While it's possible to become addicted to pain killers after just one use, it's more likely to occur with prolonged or frequent use. However, everyone's experience with addiction is unique and can depend on a variety of factors such as genetics, mental health history, and social environment. If you're concerned about addiction or dependence on pain killers or alcohol, seek professional help as soon as possible.

Are there any natural remedies that can help relieve pain?

Yes! There are many natural remedies that have been used for centuries to manage pain and promote relaxation. These include acupuncture, massage therapy, yoga and meditation.

Additionally lifestyle changes such as regular exercise and a healthy diet can also help reduce inflammation in the body which can lead to chronic pain. Remember to talk to your doctor before trying any new treatments for pain relief.

Conclusion

In conclusion, mixing pain killers and alcohol is never a good idea. The risks far outweigh any potential benefits. If you are experiencing pain, it is important to talk to your doctor about the best course of treatment.

If you choose to drink alcohol, it is important to do so responsibly and in moderation. Remember, your health is your most valuable asset, so take care of it.

Sources

Recent Articles

Have Questions or Ready to Get Help Today?

Contact USVERIFY MY INSURANCE

We're ready to assist 24/7 with any questions about treatment for you or a loved one.

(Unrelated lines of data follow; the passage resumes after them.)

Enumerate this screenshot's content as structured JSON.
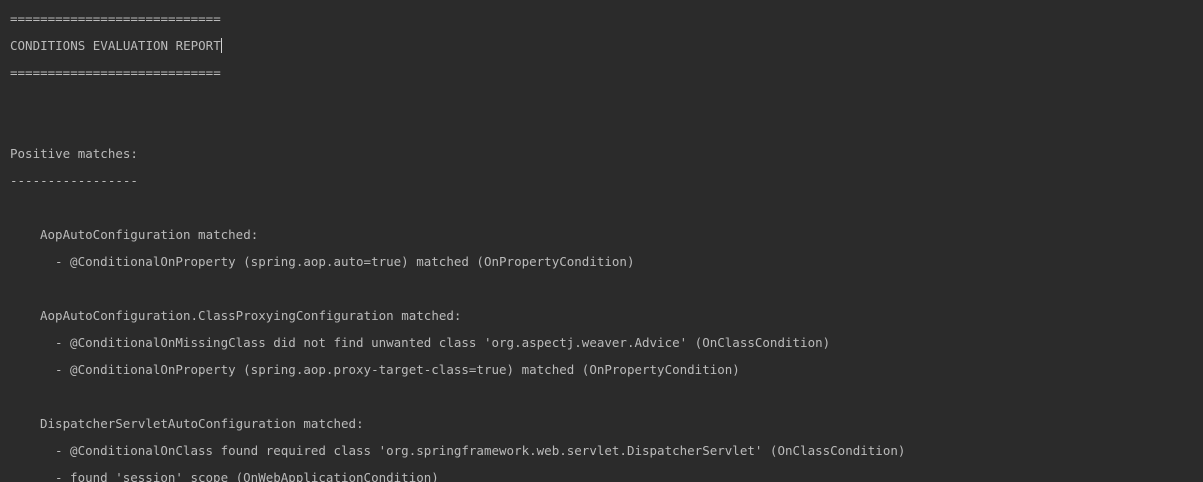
{
  "console": {
    "lines": [
      {
        "text": "============================",
        "indent": 0
      },
      {
        "text": "CONDITIONS EVALUATION REPORT",
        "indent": 0
      },
      {
        "text": "============================",
        "indent": 0
      },
      {
        "text": "",
        "indent": 0
      },
      {
        "text": "",
        "indent": 0
      },
      {
        "text": "Positive matches:",
        "indent": 0
      },
      {
        "text": "-----------------",
        "indent": 0
      },
      {
        "text": "",
        "indent": 0
      },
      {
        "text": "AopAutoConfiguration matched:",
        "indent": 1
      },
      {
        "text": "- @ConditionalOnProperty (spring.aop.auto=true) matched (OnPropertyCondition)",
        "indent": 2
      },
      {
        "text": "",
        "indent": 0
      },
      {
        "text": "AopAutoConfiguration.ClassProxyingConfiguration matched:",
        "indent": 1
      },
      {
        "text": "- @ConditionalOnMissingClass did not find unwanted class 'org.aspectj.weaver.Advice' (OnClassCondition)",
        "indent": 2
      },
      {
        "text": "- @ConditionalOnProperty (spring.aop.proxy-target-class=true) matched (OnPropertyCondition)",
        "indent": 2
      },
      {
        "text": "",
        "indent": 0
      },
      {
        "text": "DispatcherServletAutoConfiguration matched:",
        "indent": 1
      },
      {
        "text": "- @ConditionalOnClass found required class 'org.springframework.web.servlet.DispatcherServlet' (OnClassCondition)",
        "indent": 2
      },
      {
        "text": "- found 'session' scope (OnWebApplicationCondition)",
        "indent": 2
      }
    ]
  },
  "theme": {
    "background": "#2b2b2b",
    "text": "#bbbbbb",
    "caret": "#d4d4d4"
  }
}
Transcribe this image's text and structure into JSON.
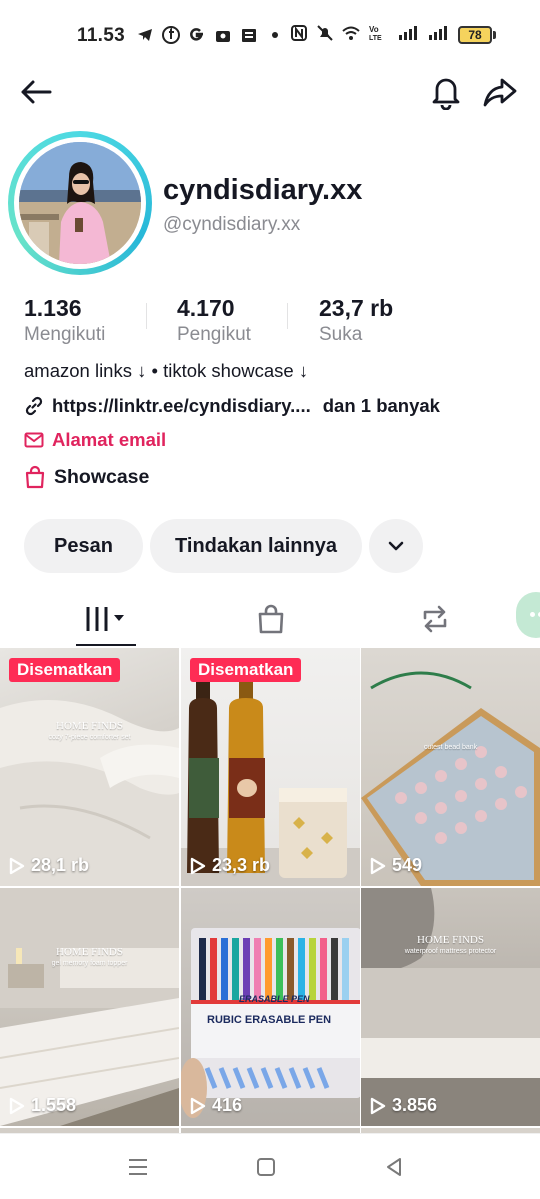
{
  "status_bar": {
    "time": "11.53",
    "battery": "78"
  },
  "profile": {
    "display_name": "cyndisdiary.xx",
    "username": "@cyndisdiary.xx",
    "stats": [
      {
        "value": "1.136",
        "label": "Mengikuti"
      },
      {
        "value": "4.170",
        "label": "Pengikut"
      },
      {
        "value": "23,7 rb",
        "label": "Suka"
      }
    ],
    "bio": "amazon links ↓ • tiktok showcase ↓",
    "link_text": "https://linktr.ee/cyndisdiary....",
    "link_more": "dan 1 banyak",
    "email_label": "Alamat email",
    "showcase_label": "Showcase"
  },
  "actions": {
    "message_label": "Pesan",
    "more_actions_label": "Tindakan lainnya"
  },
  "tabs": [
    {
      "icon": "videos-grid-icon",
      "active": true
    },
    {
      "icon": "shopping-bag-icon",
      "active": false
    },
    {
      "icon": "repost-icon",
      "active": false
    }
  ],
  "videos": [
    {
      "pinned_label": "Disematkan",
      "views": "28,1 rb",
      "overlay_title": "HOME FINDS",
      "overlay_sub": "cozy 7-piece comforter set"
    },
    {
      "pinned_label": "Disematkan",
      "views": "23,3 rb"
    },
    {
      "views": "549",
      "overlay_sub": "cutest bead bank"
    },
    {
      "views": "1.558",
      "overlay_title": "HOME FINDS",
      "overlay_sub": "gel memory foam topper"
    },
    {
      "views": "416",
      "overlay_brand": "ERASABLE PEN",
      "overlay_product": "RUBIC ERASABLE PEN"
    },
    {
      "views": "3.856",
      "overlay_title": "HOME FINDS",
      "overlay_sub": "waterproof mattress protector"
    }
  ],
  "colors": {
    "accent_red": "#fe2c55",
    "email_red": "#e0245e",
    "ring_teal": "#4dd9e3",
    "text_primary": "#161823",
    "text_secondary": "#8a8b91"
  }
}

There is no cost or obligation to enter treatment when you speak with one of our admissions representatives.